What is expected: Each line below is to be copied exactly as it appears.

Provided entries:
####
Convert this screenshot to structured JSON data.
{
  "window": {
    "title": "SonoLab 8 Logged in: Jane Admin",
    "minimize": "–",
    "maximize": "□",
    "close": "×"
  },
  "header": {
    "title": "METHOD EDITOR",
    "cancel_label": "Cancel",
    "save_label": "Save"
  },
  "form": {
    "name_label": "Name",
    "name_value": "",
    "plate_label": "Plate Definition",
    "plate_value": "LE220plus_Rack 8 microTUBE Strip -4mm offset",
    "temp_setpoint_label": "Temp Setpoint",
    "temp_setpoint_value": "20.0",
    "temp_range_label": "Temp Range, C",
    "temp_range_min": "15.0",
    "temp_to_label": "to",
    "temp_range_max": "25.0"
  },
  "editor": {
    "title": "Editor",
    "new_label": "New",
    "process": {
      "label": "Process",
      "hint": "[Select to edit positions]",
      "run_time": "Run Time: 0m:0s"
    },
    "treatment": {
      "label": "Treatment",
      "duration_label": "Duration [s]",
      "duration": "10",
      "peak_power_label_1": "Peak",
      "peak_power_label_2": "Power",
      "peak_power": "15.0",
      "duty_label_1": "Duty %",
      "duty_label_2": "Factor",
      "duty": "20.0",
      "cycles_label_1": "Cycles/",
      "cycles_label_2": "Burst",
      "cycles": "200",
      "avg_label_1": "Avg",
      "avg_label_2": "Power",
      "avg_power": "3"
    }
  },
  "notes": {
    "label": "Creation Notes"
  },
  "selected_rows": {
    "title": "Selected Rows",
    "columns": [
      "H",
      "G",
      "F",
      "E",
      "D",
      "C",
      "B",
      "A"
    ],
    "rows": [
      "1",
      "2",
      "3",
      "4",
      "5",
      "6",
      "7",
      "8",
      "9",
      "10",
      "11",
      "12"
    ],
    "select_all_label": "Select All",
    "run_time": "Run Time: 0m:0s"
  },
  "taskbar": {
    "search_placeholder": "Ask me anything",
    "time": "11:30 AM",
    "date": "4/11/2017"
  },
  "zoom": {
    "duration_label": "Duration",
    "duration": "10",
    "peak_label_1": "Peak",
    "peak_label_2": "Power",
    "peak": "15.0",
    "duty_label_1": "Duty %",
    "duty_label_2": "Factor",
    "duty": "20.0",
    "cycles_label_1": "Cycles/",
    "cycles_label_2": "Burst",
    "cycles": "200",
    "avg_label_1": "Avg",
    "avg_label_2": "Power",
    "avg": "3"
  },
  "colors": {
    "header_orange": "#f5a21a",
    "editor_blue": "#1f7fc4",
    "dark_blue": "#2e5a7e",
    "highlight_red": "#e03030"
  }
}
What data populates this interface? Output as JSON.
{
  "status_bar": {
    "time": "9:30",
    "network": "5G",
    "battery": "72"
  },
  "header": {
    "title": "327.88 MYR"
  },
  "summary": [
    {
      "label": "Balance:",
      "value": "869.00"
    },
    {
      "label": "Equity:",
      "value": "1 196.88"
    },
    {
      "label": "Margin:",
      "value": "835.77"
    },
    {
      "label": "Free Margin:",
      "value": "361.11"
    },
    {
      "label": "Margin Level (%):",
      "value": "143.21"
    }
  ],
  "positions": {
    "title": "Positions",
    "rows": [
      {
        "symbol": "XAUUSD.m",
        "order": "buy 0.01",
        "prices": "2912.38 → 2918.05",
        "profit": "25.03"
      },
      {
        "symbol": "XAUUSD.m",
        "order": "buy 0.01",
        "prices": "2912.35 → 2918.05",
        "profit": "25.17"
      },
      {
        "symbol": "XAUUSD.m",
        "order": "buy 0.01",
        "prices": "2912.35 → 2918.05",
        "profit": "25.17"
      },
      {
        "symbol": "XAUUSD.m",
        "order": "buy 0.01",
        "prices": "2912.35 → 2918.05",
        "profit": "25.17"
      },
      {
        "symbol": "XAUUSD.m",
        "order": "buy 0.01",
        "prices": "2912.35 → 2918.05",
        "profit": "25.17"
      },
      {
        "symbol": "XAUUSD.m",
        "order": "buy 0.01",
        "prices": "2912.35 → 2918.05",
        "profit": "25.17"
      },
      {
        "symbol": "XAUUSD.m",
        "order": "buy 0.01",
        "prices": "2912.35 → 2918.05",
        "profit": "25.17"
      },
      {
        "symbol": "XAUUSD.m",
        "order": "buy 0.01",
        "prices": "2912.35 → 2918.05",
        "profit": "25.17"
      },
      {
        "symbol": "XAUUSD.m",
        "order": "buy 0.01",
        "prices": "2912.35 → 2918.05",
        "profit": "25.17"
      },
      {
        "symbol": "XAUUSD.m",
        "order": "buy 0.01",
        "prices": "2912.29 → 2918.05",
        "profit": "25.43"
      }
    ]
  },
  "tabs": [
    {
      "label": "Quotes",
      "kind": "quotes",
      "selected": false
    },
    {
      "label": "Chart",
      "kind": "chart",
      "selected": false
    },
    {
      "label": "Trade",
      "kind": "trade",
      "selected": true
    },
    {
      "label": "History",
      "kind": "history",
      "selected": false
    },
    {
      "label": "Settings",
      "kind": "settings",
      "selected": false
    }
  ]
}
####
Written answer:
Convert this screenshot to structured JSON data.
{
  "window": {
    "title": "SonoLab 8 Logged in: Jane Admin",
    "minimize": "–",
    "maximize": "□",
    "close": "×"
  },
  "header": {
    "title": "METHOD EDITOR",
    "cancel_label": "Cancel",
    "save_label": "Save"
  },
  "form": {
    "name_label": "Name",
    "name_value": "",
    "plate_label": "Plate Definition",
    "plate_value": "LE220plus_Rack 8 microTUBE Strip -4mm offset",
    "temp_setpoint_label": "Temp Setpoint",
    "temp_setpoint_value": "20.0",
    "temp_range_label": "Temp Range, C",
    "temp_range_min": "15.0",
    "temp_to_label": "to",
    "temp_range_max": "25.0"
  },
  "editor": {
    "title": "Editor",
    "new_label": "New",
    "process": {
      "label": "Process",
      "hint": "[Select to edit positions]",
      "run_time": "Run Time: 0m:0s"
    },
    "treatment": {
      "label": "Treatment",
      "duration_label": "Duration [s]",
      "duration": "10",
      "peak_power_label_1": "Peak",
      "peak_power_label_2": "Power",
      "peak_power": "15.0",
      "duty_label_1": "Duty %",
      "duty_label_2": "Factor",
      "duty": "20.0",
      "cycles_label_1": "Cycles/",
      "cycles_label_2": "Burst",
      "cycles": "200",
      "avg_label_1": "Avg",
      "avg_label_2": "Power",
      "avg_power": "3"
    }
  },
  "notes": {
    "label": "Creation Notes"
  },
  "selected_rows": {
    "title": "Selected Rows",
    "columns": [
      "H",
      "G",
      "F",
      "E",
      "D",
      "C",
      "B",
      "A"
    ],
    "rows": [
      "1",
      "2",
      "3",
      "4",
      "5",
      "6",
      "7",
      "8",
      "9",
      "10",
      "11",
      "12"
    ],
    "select_all_label": "Select All",
    "run_time": "Run Time: 0m:0s"
  },
  "taskbar": {
    "search_placeholder": "Ask me anything",
    "time": "11:30 AM",
    "date": "4/11/2017"
  },
  "zoom": {
    "duration_label": "Duration",
    "duration": "10",
    "peak_label_1": "Peak",
    "peak_label_2": "Power",
    "peak": "15.0",
    "duty_label_1": "Duty %",
    "duty_label_2": "Factor",
    "duty": "20.0",
    "cycles_label_1": "Cycles/",
    "cycles_label_2": "Burst",
    "cycles": "200",
    "avg_label_1": "Avg",
    "avg_label_2": "Power",
    "avg": "3"
  },
  "colors": {
    "header_orange": "#f5a21a",
    "editor_blue": "#1f7fc4",
    "dark_blue": "#2e5a7e",
    "highlight_red": "#e03030"
  }
}
What data populates this interface? Output as JSON.
{
  "status_bar": {
    "time": "9:30",
    "network": "5G",
    "battery": "72"
  },
  "header": {
    "title": "327.88 MYR"
  },
  "summary": [
    {
      "label": "Balance:",
      "value": "869.00"
    },
    {
      "label": "Equity:",
      "value": "1 196.88"
    },
    {
      "label": "Margin:",
      "value": "835.77"
    },
    {
      "label": "Free Margin:",
      "value": "361.11"
    },
    {
      "label": "Margin Level (%):",
      "value": "143.21"
    }
  ],
  "positions": {
    "title": "Positions",
    "rows": [
      {
        "symbol": "XAUUSD.m",
        "order": "buy 0.01",
        "prices": "2912.38 → 2918.05",
        "profit": "25.03"
      },
      {
        "symbol": "XAUUSD.m",
        "order": "buy 0.01",
        "prices": "2912.35 → 2918.05",
        "profit": "25.17"
      },
      {
        "symbol": "XAUUSD.m",
        "order": "buy 0.01",
        "prices": "2912.35 → 2918.05",
        "profit": "25.17"
      },
      {
        "symbol": "XAUUSD.m",
        "order": "buy 0.01",
        "prices": "2912.35 → 2918.05",
        "profit": "25.17"
      },
      {
        "symbol": "XAUUSD.m",
        "order": "buy 0.01",
        "prices": "2912.35 → 2918.05",
        "profit": "25.17"
      },
      {
        "symbol": "XAUUSD.m",
        "order": "buy 0.01",
        "prices": "2912.35 → 2918.05",
        "profit": "25.17"
      },
      {
        "symbol": "XAUUSD.m",
        "order": "buy 0.01",
        "prices": "2912.35 → 2918.05",
        "profit": "25.17"
      },
      {
        "symbol": "XAUUSD.m",
        "order": "buy 0.01",
        "prices": "2912.35 → 2918.05",
        "profit": "25.17"
      },
      {
        "symbol": "XAUUSD.m",
        "order": "buy 0.01",
        "prices": "2912.35 → 2918.05",
        "profit": "25.17"
      },
      {
        "symbol": "XAUUSD.m",
        "order": "buy 0.01",
        "prices": "2912.29 → 2918.05",
        "profit": "25.43"
      }
    ]
  },
  "tabs": [
    {
      "label": "Quotes",
      "kind": "quotes",
      "selected": false
    },
    {
      "label": "Chart",
      "kind": "chart",
      "selected": false
    },
    {
      "label": "Trade",
      "kind": "trade",
      "selected": true
    },
    {
      "label": "History",
      "kind": "history",
      "selected": false
    },
    {
      "label": "Settings",
      "kind": "settings",
      "selected": false
    }
  ]
}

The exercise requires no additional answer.